Regardless of the original recipient(s) of the letter, all can agree it was written to Christians, and as such has value and application for all Christians today.
The Date of Writing
It has become very popular in the last 50+ years to say all of John’s writings were done in the last ten years of the first century. However, the evidence says otherwise.
Historically speaking, the apostle John is said to have been so infirmed near the end of his life he had to be carried everywhere and could hardly make out any more than the words, “love one another.” It is hard to picture this man then giving the statement about Diotrephes, “Therefore, if I come, I will remember his deeds which he does…” (III John 10). If John expected to be able to travel and stand up to the bully of the congregation, it must have been before he became so old he couldn’t even walk. Also, in Revelation, John is told, “You must prophecy again before many peoples, nations, tongues, and kings” (Revelation 10:11). It is hard to imagine an almost 100-year-old John who could barely speak or move being able to go around prophesying to different nations. Historically and biblically speaking, the “late date” theory doesn’t make much sense.
There is almost universal agreement that all the books bearing John’s name were written around the same time period, whenever that may be. So, if we can deduce the date of one of the books, then we have a very good idea when the other books were written.
One writer said it is amazing the single most climactic event in the area was never referred to as a past event in Scriptures. He is referring to the absolute destruction of Jerusalem in AD 70. It is prophesied by Jesus in the gospel accounts, but none of the writers ever say, “and it happened just like he said it would.” Because of that fact, A.T. Robertson, a self-proclaimed liberal, said he had no choice but to date the entire New Testament prior to AD 70 when Jerusalem was destroyed (A.T. Robinson, Re-Dating the New Testament).
In I John, the apostle says, “Little children, it is the last time [literally “it is the final hour”]: and as ye have heard that antichrist shall come, even now there are many antichrists, whereby we know that it is the last time [final hour]” (I John 2:18). John basically tells the people, “You heard when the antichrist came, the last time would be here. I’m telling you now there are many antichrists, so you know that time is now!” An inspired apostle is telling them the last time is then a present reality. Since we still exist some 1900+ years later, we must ask, “What is he talking about?”

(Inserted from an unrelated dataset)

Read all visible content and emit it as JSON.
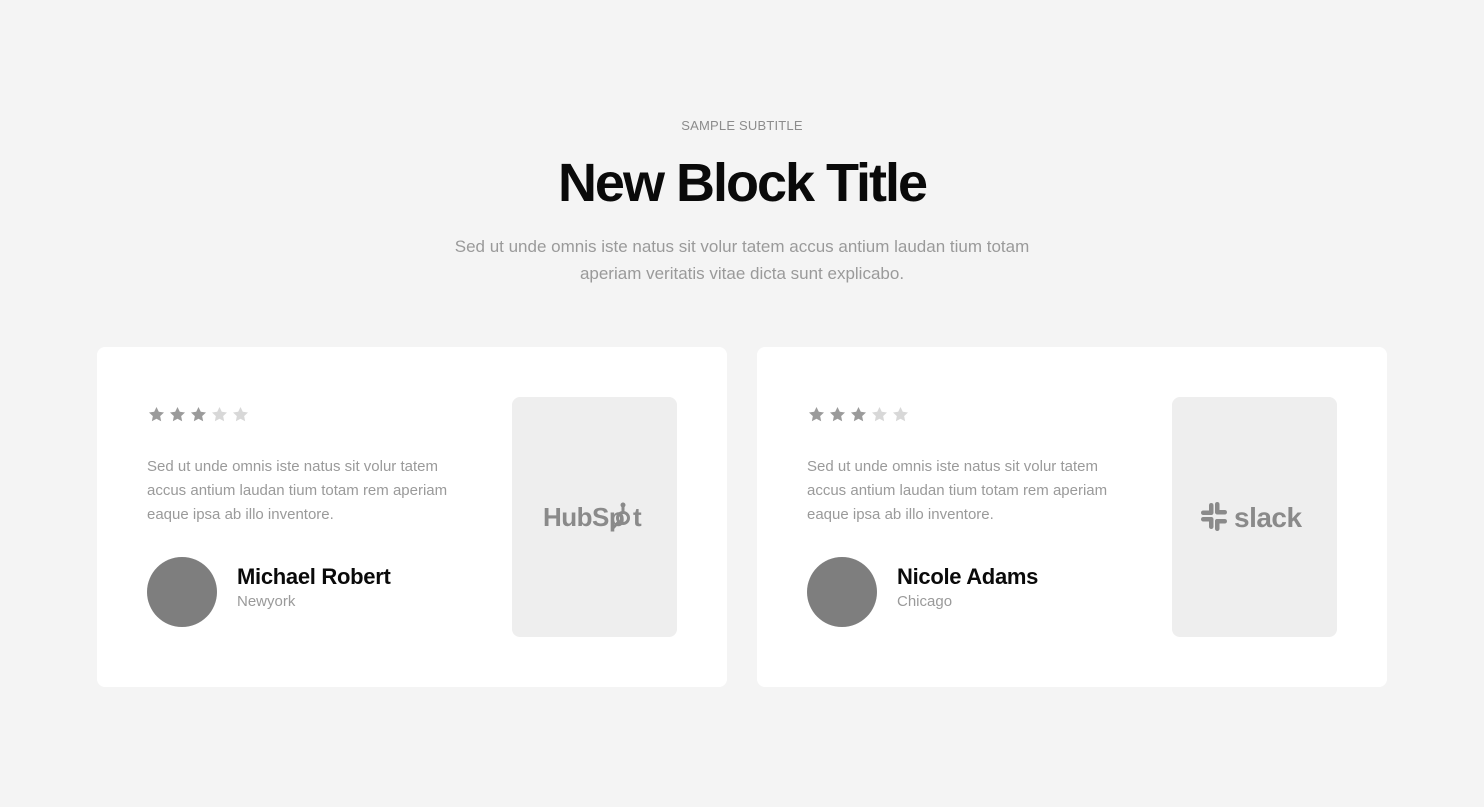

Jesus, in Matthew 24, describes the destruction of Jerusalem in AD 70 and says one of the signs the end of Jerusalem is near is “false Christs” shall arise (Matthew 24:23-25). A false Christ says “I am the Christ,” as though he was Jesus, returning. So, when John said antichrists were around when he wrote, therefore they could know it was the last time, he was talking about the same thing Jesus mentioned: Jerusalem is about to be destroyed. In II John, the antichrists are mentioned again as a present reality (II John 7). If we put all of these things together, we must come to the conclusion I John and II John were both written close to the time before the destruction of Jerusalem, probably between 65-69 AD.
This matches with the Old Testament foretelling the end of prophecy (that is, inspiration and miracles) would take place sometime between the death of Christ and the destruction of Jerusalem (see Zechariah 12:10-14:2, especially 13:2).
 For a fuller examination of this topic, see the author’s The Holy Spirit in the Book of Acts, Appendix: The End of Miracles.